Earlier this fall, leaders from 193 nations convened in New York City for the U.N. General Assembly to ratify the Sustainable Development Goals (SDGs) – the latest international effort to eliminate poverty and disease by 2030. The SDGs provide a framework for saving and improving the lives of billions of people around the world, including the nearly 300,000 women who still die every year from complications of pregnancy and childbirth. Maternal mortality is prioritized under SDG 3.1, which calls for a global reduction in the maternal mortality ratio to 70 deaths per 100,000 live births – a sharp decline from the current ratio of 210.
This challenge is a tall order, but it's not impossible. Most maternal deaths are preventable, and over the last 25 years, we've seen a nearly 50% decline in the number of women who die from complications of pregnancy or childbirth. Thanks to the commitment of the global health community and national governments, we've made great strides in getting women the care they need.
Armed with this bold new target, how can the world ensure that every woman is able to give birth safely?
A perfect place to start would be the U.N.'s Global Strategy for Women's, Children's and Adolescents' Health – a roadmap to ensure that every newborn, mother and child not only survives, but thrives. This ambitious strategy outlines the interventions needed to end preventable deaths and the roles of everyone involved.
Of course, designing a comprehensive strategy is one thing, but implementing it is another. That's why our potential to save women's lives is less about lofty goals and more about our ability to come together with a shared mission and pooled resources to drive real impact for the women who need our help.
Fortunately, we have some success stories to guide us.
One example of how collaboration has already yielded impressive progress in maternal health is Saving Mothers, Giving Life (SMGL). This is a five-year public-private partnership involving the U.S., Ugandan and Zambian governments, American College of Obstetricians and Gynecologists (ACOG), Every Mother Counts, MSD for Mothers and Project C.U.R.E. SMGL's mid-initiative report revealed that maternal mortality has declined by 53% in target facilities in Zambia and 45% in target facilities in Uganda – remarkable outcomes in less than three years.
What was the secret to SMGL's rapid and dramatic success?

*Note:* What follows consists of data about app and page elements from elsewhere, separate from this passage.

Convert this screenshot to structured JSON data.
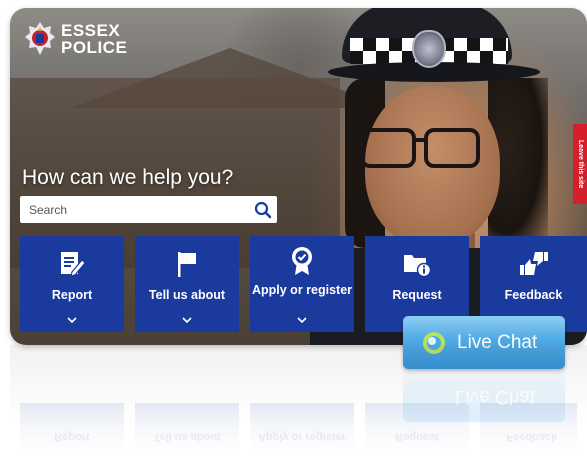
{
  "brand": {
    "line1": "ESSEX",
    "line2": "POLICE"
  },
  "leave_site": "Leave this site",
  "hero": {
    "headline": "How can we help you?"
  },
  "search": {
    "placeholder": "Search"
  },
  "tiles": [
    {
      "label": "Report",
      "icon": "report-edit-icon"
    },
    {
      "label": "Tell us about",
      "icon": "flag-icon"
    },
    {
      "label": "Apply or register",
      "icon": "rosette-badge-icon"
    },
    {
      "label": "Request",
      "icon": "folder-info-icon"
    },
    {
      "label": "Feedback",
      "icon": "thumbs-up-down-icon"
    }
  ],
  "live_chat": {
    "label": "Live Chat"
  },
  "colors": {
    "tile": "#1a3a9e",
    "leave": "#d51f2a",
    "chat": "#4fa9e4"
  }
}
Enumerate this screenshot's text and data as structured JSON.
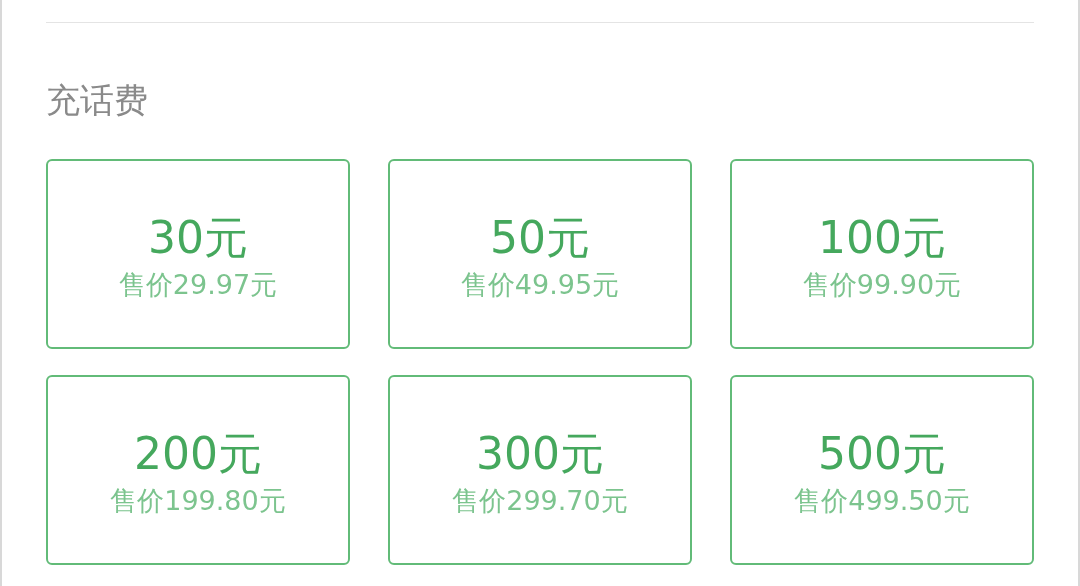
{
  "section": {
    "title": "充话费"
  },
  "options": [
    {
      "amount": "30元",
      "price": "售价29.97元"
    },
    {
      "amount": "50元",
      "price": "售价49.95元"
    },
    {
      "amount": "100元",
      "price": "售价99.90元"
    },
    {
      "amount": "200元",
      "price": "售价199.80元"
    },
    {
      "amount": "300元",
      "price": "售价299.70元"
    },
    {
      "amount": "500元",
      "price": "售价499.50元"
    }
  ]
}
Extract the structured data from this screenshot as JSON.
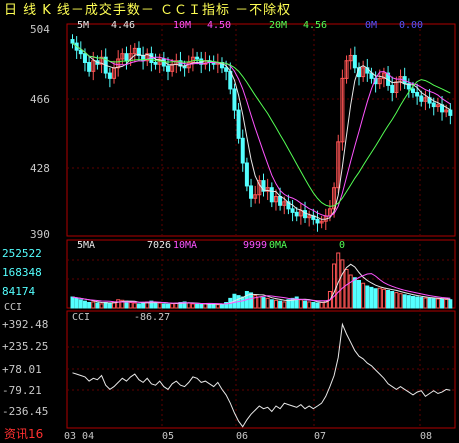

From the outset, the partnership has focused on leveraging each partner's unique strengths, allowing each organization to make a distinct contribution. Most critically, the partnership has strong in-country leadership from the Ugandan and Zambian governments and is supporting local communities as they take greater responsibility for improving the health of their mothers. SMGL has been careful not to impose a solution from the top down.
This collaborative approach has translated into specific and complementary roles for each partner: the Ugandan and Zambian governments, at the national and local level, are taking ownership of the program to ensure long-term impact; the U.S. government is building on its PEPFAR and U.S. Agency for International Development platforms to strengthen maternal and child health; ACOG is bolstering providers' clinical skills at public health facilities; Every Mother Counts is using its advocacy prowess to raise awareness and funds; MSD for Mothers is harnessing its business skills to help local private health providers improve the quality of their care and build their capacity to serve more women; and Project C.U.R.E. is leveraging its donation platform to secure needed medical equipment and supplies.
Individually, these efforts would have produced strong results; together they have been transformative.
As we enter a new era of development goals, we have much to be proud of – not least the millions of women whose lives have been saved thanks to 25 years of steady reductions in maternal mortality. But we also have much work left to do.
We have ratified the SDGs and launched the Global Strategy for Women's, Children's and Adolescents' Health. Now what?
Let's learn from what's working. Let's move from goals and strategies to doing. Let's redouble our efforts to save women's lives through collaborative, innovative, on-the-ground action. This has been the source of our success to date and will be the driver of our progress for years to come.
Will you join us?